The amendment requires authorities to equally protect the right to life of a mother and that of a fetus, from the moment of conception. Abortion in largely Catholic Ireland is illegal except in cases when the woman’s life is in danger, and several thousand Irish women travel each year to get abortions in neighbouring Britain.

Prime Minister Leo Varadkar, a doctor, voted in favour of repeal Friday morning at Laurel Lodge in Castleknock.

“Not taking anything for granted of course, but quietly confident,” he said, adding. “A high turnout I think would be to the advantage to the ‘yes’ campaign, and obviously the upside of a good sunny day in Ireland is that people come out to vote.”

Results are not expected until Saturday afternoon or evening. Voting has already taken place on islands so that paper ballots can be taken to the mainland and counted in time.

Letters to the editor published Friday in the Irish Independent newspaper contained emotional arguments urging voters to reject the repeal movement.

“If we vote ‘yes’, every unborn, wanted and unwanted, will have zero rights,” wrote Frances Kelleher, from Killarney. “I do not believe the smart people of Ireland want this unrestricted, abortion-on-demand bill. I will be voting no.”

If citizens vote in favour of repeal, new abortion laws will then be discussed in parliament. The government proposes that terminations be allowed during the first 12 weeks of pregnancy.
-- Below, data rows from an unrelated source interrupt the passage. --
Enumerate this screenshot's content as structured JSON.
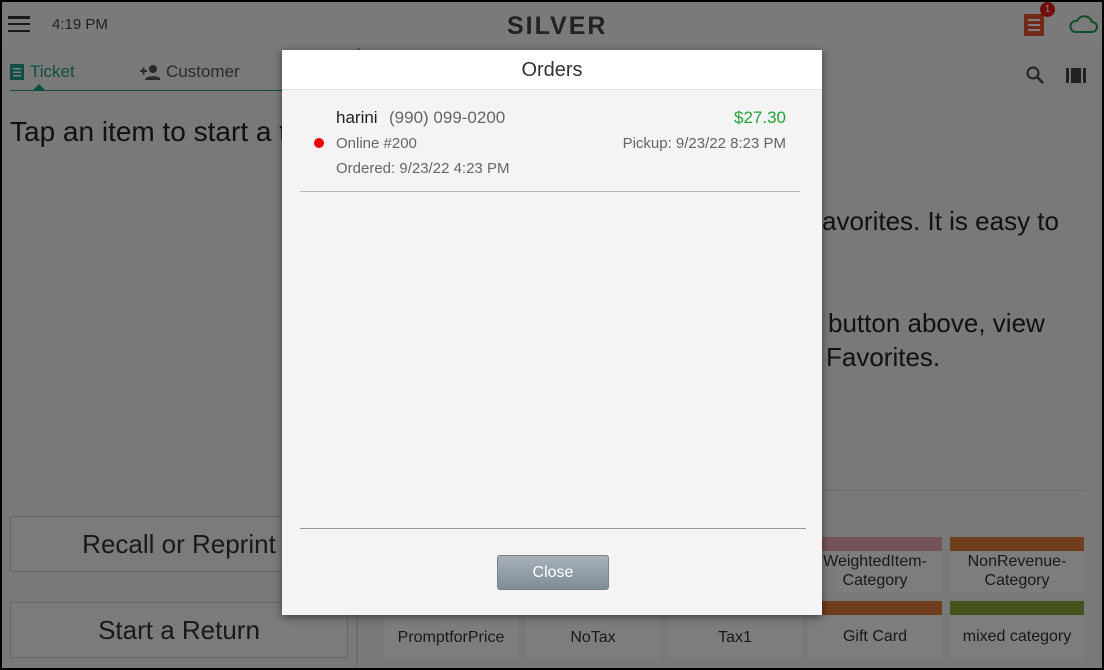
{
  "topbar": {
    "time": "4:19 PM",
    "logo": "SILVER",
    "notification_count": "1",
    "cloud_color": "#1c9a4a",
    "receipt_color": "#e0552e"
  },
  "left": {
    "tabs": [
      {
        "label": "Ticket",
        "icon": "ticket-icon",
        "active": true
      },
      {
        "label": "Customer",
        "icon": "add-person-icon"
      }
    ],
    "message": "Tap an item to start a ticket",
    "recall_label": "Recall or Reprint",
    "return_label": "Start a Return"
  },
  "right": {
    "line1": "avorites. It is easy to",
    "line2": "button above, view",
    "line3": "Favorites.",
    "categories": [
      {
        "label": "WeightedItem-Category",
        "color": "#e8a5b5"
      },
      {
        "label": "NonRevenue-Category",
        "color": "#e07a3a"
      },
      {
        "label": "PromptforPrice",
        "color": ""
      },
      {
        "label": "NoTax",
        "color": ""
      },
      {
        "label": "Tax1",
        "color": ""
      },
      {
        "label": "Gift Card",
        "color": "#e07a3a"
      },
      {
        "label": "mixed category",
        "color": "#8aa53a"
      }
    ]
  },
  "modal": {
    "title": "Orders",
    "orders": [
      {
        "name": "harini",
        "phone": "(990) 099-0200",
        "amount": "$27.30",
        "source": "Online #200",
        "pickup": "Pickup: 9/23/22 8:23 PM",
        "ordered": "Ordered: 9/23/22 4:23 PM",
        "status_color": "#e00000"
      }
    ],
    "close_label": "Close"
  }
}
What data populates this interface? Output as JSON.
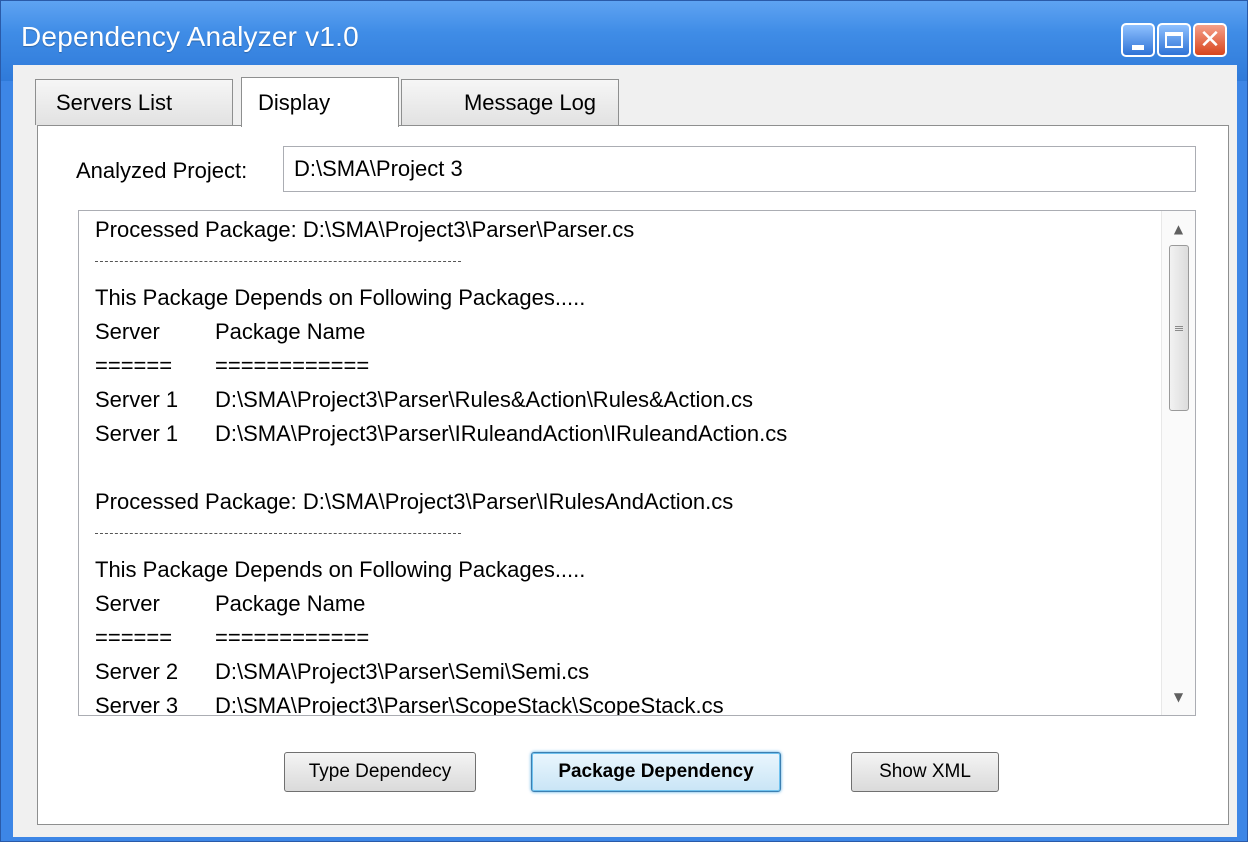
{
  "window": {
    "title": "Dependency Analyzer v1.0",
    "controls": {
      "minimize": "minimize-icon",
      "maximize": "maximize-icon",
      "close": "close-icon"
    }
  },
  "tabs": [
    {
      "label": "Servers List"
    },
    {
      "label": "Display",
      "selected": true
    },
    {
      "label": "Message Log"
    }
  ],
  "project": {
    "label": "Analyzed Project:",
    "value": "D:\\SMA\\Project 3"
  },
  "output": {
    "block1": {
      "processed": "Processed Package: D:\\SMA\\Project3\\Parser\\Parser.cs",
      "depends": "This Package Depends on Following Packages.....",
      "col_server": "Server",
      "col_package": "Package Name",
      "ul_server": "======",
      "ul_package": "============",
      "rows": [
        {
          "server": "Server 1",
          "package": "D:\\SMA\\Project3\\Parser\\Rules&Action\\Rules&Action.cs"
        },
        {
          "server": "Server 1",
          "package": "D:\\SMA\\Project3\\Parser\\IRuleandAction\\IRuleandAction.cs"
        }
      ]
    },
    "block2": {
      "processed": "Processed Package: D:\\SMA\\Project3\\Parser\\IRulesAndAction.cs",
      "depends": "This Package Depends on Following Packages.....",
      "col_server": "Server",
      "col_package": "Package Name",
      "ul_server": "======",
      "ul_package": "============",
      "rows": [
        {
          "server": "Server 2",
          "package": "D:\\SMA\\Project3\\Parser\\Semi\\Semi.cs"
        },
        {
          "server": "Server 3",
          "package": "D:\\SMA\\Project3\\Parser\\ScopeStack\\ScopeStack.cs"
        }
      ]
    }
  },
  "buttons": {
    "type_dependency": "Type Dependecy",
    "package_dependency": "Package Dependency",
    "show_xml": "Show XML"
  },
  "colors": {
    "titlebar": "#3f8ce6",
    "client": "#f0f0f0",
    "focus_button_border": "#3c7fb1"
  }
}
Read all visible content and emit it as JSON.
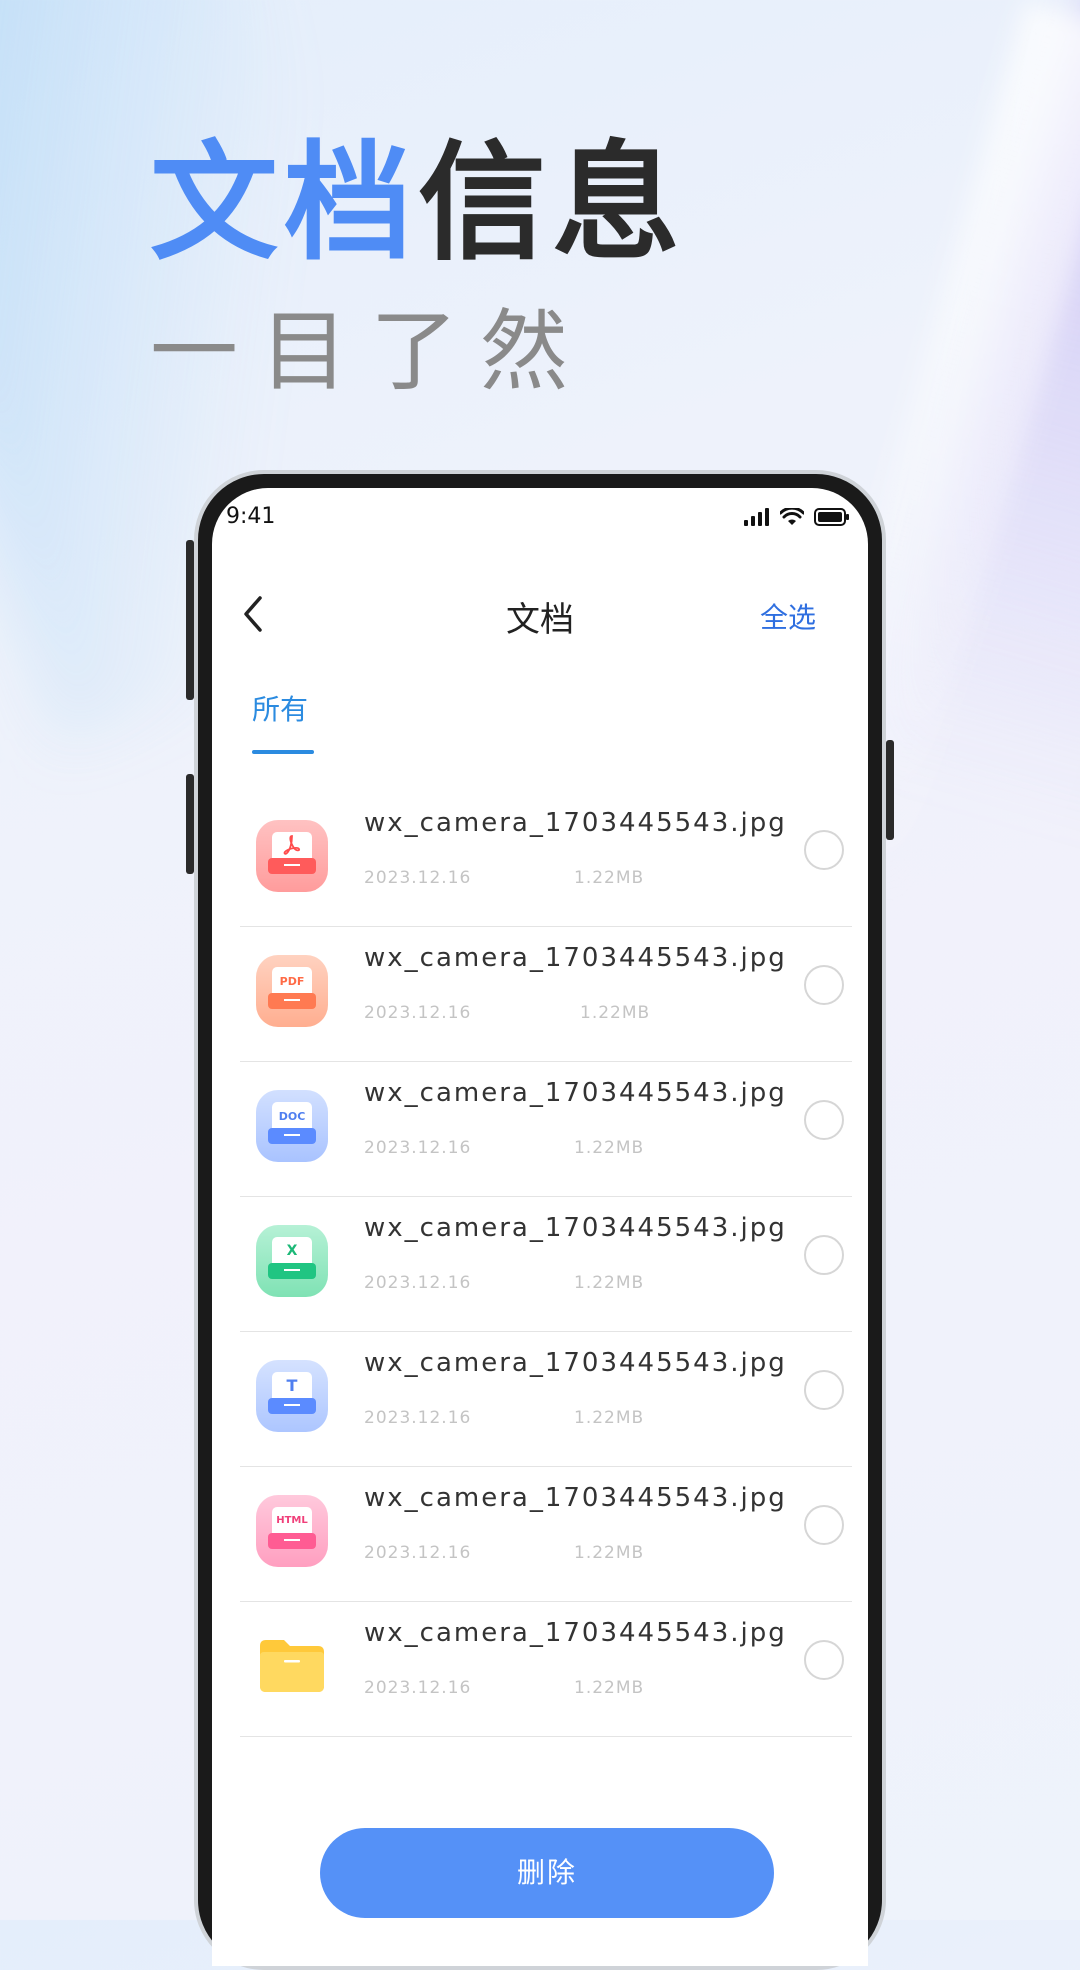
{
  "promo": {
    "headline_blue": "文档",
    "headline_dark": "信息",
    "subheadline": "一目了然"
  },
  "status_bar": {
    "time": "9:41",
    "icons": [
      "signal-icon",
      "wifi-icon",
      "battery-icon"
    ]
  },
  "nav": {
    "back_icon": "chevron-left-icon",
    "title": "文档",
    "select_all": "全选"
  },
  "tabs": [
    {
      "label": "所有",
      "active": true
    }
  ],
  "files": [
    {
      "icon": "pdf-acrobat-icon",
      "name": "wx_camera_1703445543.jpg",
      "date": "2023.12.16",
      "size": "1.22MB",
      "selected": false
    },
    {
      "icon": "pdf-icon",
      "badge": "PDF",
      "name": "wx_camera_1703445543.jpg",
      "date": "2023.12.16",
      "size": "1.22MB",
      "selected": false
    },
    {
      "icon": "doc-icon",
      "badge": "DOC",
      "name": "wx_camera_1703445543.jpg",
      "date": "2023.12.16",
      "size": "1.22MB",
      "selected": false
    },
    {
      "icon": "excel-icon",
      "badge": "X",
      "name": "wx_camera_1703445543.jpg",
      "date": "2023.12.16",
      "size": "1.22MB",
      "selected": false
    },
    {
      "icon": "text-icon",
      "badge": "T",
      "name": "wx_camera_1703445543.jpg",
      "date": "2023.12.16",
      "size": "1.22MB",
      "selected": false
    },
    {
      "icon": "html-icon",
      "badge": "HTML",
      "name": "wx_camera_1703445543.jpg",
      "date": "2023.12.16",
      "size": "1.22MB",
      "selected": false
    },
    {
      "icon": "folder-icon",
      "name": "wx_camera_1703445543.jpg",
      "date": "2023.12.16",
      "size": "1.22MB",
      "selected": false
    }
  ],
  "actions": {
    "delete_label": "删除"
  },
  "colors": {
    "accent_blue": "#4f8cf5",
    "tab_blue": "#2b8be0",
    "delete_button": "#5591f7"
  }
}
Later abortions would be allowed in special cases.

Related: Alberta set to introduce bill for no-go zones around abortion clinics

Related: Feds clarify LGBTQ and abortions rights attestation for summer jobs funding

Gregory Katz And Renata Brito, The Associated Press

Like us on Facebook and follow us on Twitter.

Just Posted

UPDATED: Trudeau announces bioregional oceans protection agreement in Prince Rupert

Agreement announced in partnership with 14 central and north coast First Nations

Students sew 1,000 moccasins for Indigenous children in foster care

Prince Rupert schools stitch moccasins and pack backpacks as part of child apprehension campaign

Walk this way: Port officially opens Atlin Promenade

Prince Rupert’s waterfront access was extended with a ribbon cutting ceremony June 20

Pair kayaking from Glacier Bay to Vancouver Island to raise awareness about Ocean Pollution

Lucy Graham and Mathilde Gordon arrived in Prince Rupert on June 16

Marijuana to be legal in Canada Oct. 17: Trudeau

Prime Minister made the announcement during question period in the House of Commons

This Week Podcast — Episode 90

For National Indigenous Peoples Day, organizers of Prince Rupert festivities tell us what’s coming up

Rescued Oregon family simply unprepared for adventure, RCMP say

Agencies now helping the group of four get to their destination in Alaska

Large B.C. tree dies after possible poisoning

Police and District investigate after large chestnut tree’s rapid decline

Canucks release 2018-19 season schedule

Vancouver to face Calgary Flames on Wednesday, Oct. 3, for home opener

VIDEO: Luxury Home and Design Show opens with Italian flare

Event set to run Friday to Sunday at BC Place in Vancouver

Small new charge on BC Hydro bills goes toward new crisis fund

The new fund aims to help customers who find themselves in financial emergencies

Fake cops ‘arrest’ woman, steal $6,000 in latest CRA scam

Vancouver police urge people not take calls from anyone saying they’re from the Canada Revenue Agency

Study shows increase in mountain bike tourism in B.C.

Numbers are up, way up, for bike-related visits to the province

Most Read